In early December 1966, the TJ pulled into Guam for an overnight fuel stop on our way to Vietnam. In a single day there, we lost all of our rated cooks. Our first class and leader left on emergency leave to care for his family, the second class had a heart attack and was transferred to the hospital, and the third class was transferred under normal conditions.
Needless to say, we were in deep trouble without any trained cooks. Into the void came SKC Duffy, who had been a baker, and a first class shipfitter, whose parents owned and operated an Italian restaurant in Buffalo, NY. These two did a great job feeding the crew, with mostly Italian food, for the next 3-4 weeks until help arrived.
The down side of the story is that we lost any degree of cost control in December and had to “adjust” the December 30 quarterly report to avoid reporting a cost overrun. The idea was to get the books back in line by June 30 end of year, an idea that became very difficult while feeding a very active crew.
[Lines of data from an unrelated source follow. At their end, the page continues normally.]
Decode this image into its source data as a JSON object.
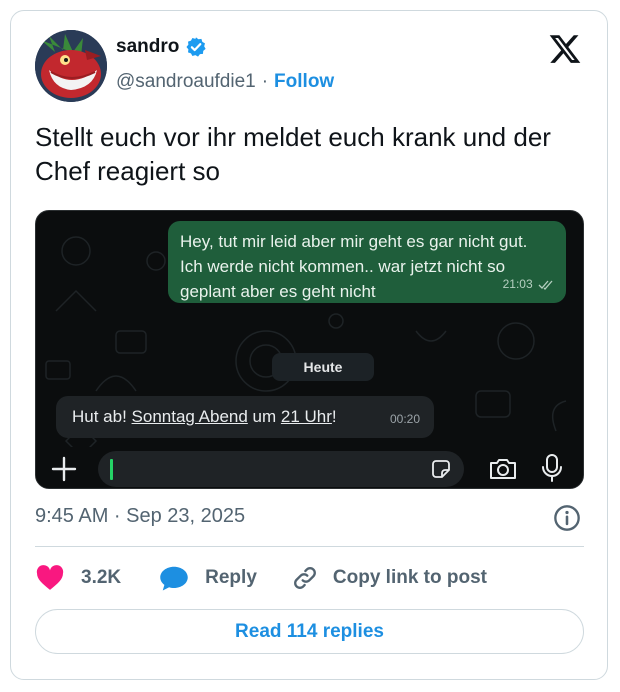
{
  "author": {
    "name": "sandro",
    "handle": "@sandroaufdie1",
    "separator": "·",
    "follow_label": "Follow"
  },
  "tweet": {
    "text": "Stellt euch vor ihr meldet euch krank und der Chef reagiert so"
  },
  "chat": {
    "outgoing": {
      "text": "Hey, tut mir leid aber mir geht es gar nicht gut. Ich werde nicht kommen.. war jetzt nicht so geplant aber es geht nicht",
      "time": "21:03"
    },
    "day_label": "Heute",
    "incoming": {
      "part1": "Hut ab! ",
      "link1": "Sonntag Abend",
      "part2": " um ",
      "link2": "21 Uhr",
      "part3": "!",
      "time": "00:20"
    }
  },
  "meta": {
    "timestamp": "9:45 AM · Sep 23, 2025"
  },
  "actions": {
    "like_count": "3.2K",
    "reply_label": "Reply",
    "copy_link_label": "Copy link to post"
  },
  "read_replies_label": "Read 114 replies",
  "colors": {
    "accent": "#1d8fe1",
    "like": "#f91880",
    "chat_out": "#1f5e3b",
    "chat_in": "#1f2326"
  },
  "icons": [
    "verified-badge-icon",
    "x-logo-icon",
    "plus-icon",
    "sticker-icon",
    "camera-icon",
    "mic-icon",
    "info-icon",
    "heart-icon",
    "reply-bubble-icon",
    "link-icon"
  ]
}
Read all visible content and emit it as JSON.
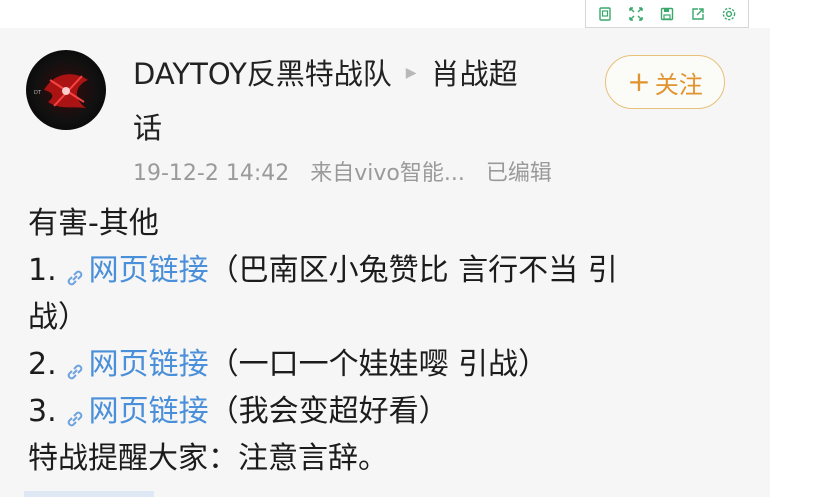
{
  "toolbar": {
    "icons": [
      "copy-icon",
      "expand-icon",
      "save-icon",
      "share-icon",
      "settings-icon"
    ]
  },
  "post": {
    "username": "DAYTOY反黑特战队",
    "arrow": "▶",
    "topic_line1": "肖战超",
    "topic_line2": "话",
    "follow_plus": "+",
    "follow_label": "关注",
    "timestamp": "19-12-2 14:42",
    "source": "来自vivo智能...",
    "edited": "已编辑",
    "lines": {
      "l1": "有害-其他",
      "l2_num": "1.",
      "l2_link": "网页链接",
      "l2_rest": "（巴南区小兔赞比 言行不当 引",
      "l3": "战）",
      "l4_num": "2.",
      "l4_link": "网页链接",
      "l4_rest": "（一口一个娃娃嘤 引战）",
      "l5_num": "3.",
      "l5_link": "网页链接",
      "l5_rest": "（我会变超好看）",
      "l6": "特战提醒大家：注意言辞。"
    }
  },
  "colors": {
    "link": "#4a8fd9",
    "follow": "#e0932e",
    "meta": "#9a9a9a"
  }
}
Several months later the TJ took several hits while operating off the North Vietnam coast, one of which was a direct hit in the Supply office. The office was a total mess, with shrapnel riddling almost all of our records. But the records for food service were in my stateroom, where they were reviewed daily while worrying about the cost overrun. The first thing I did that memorable day, after securing from General Quarters, was to throw the food service records over the side. We then reported that the records were lost to enemy gunfire. Problem solved.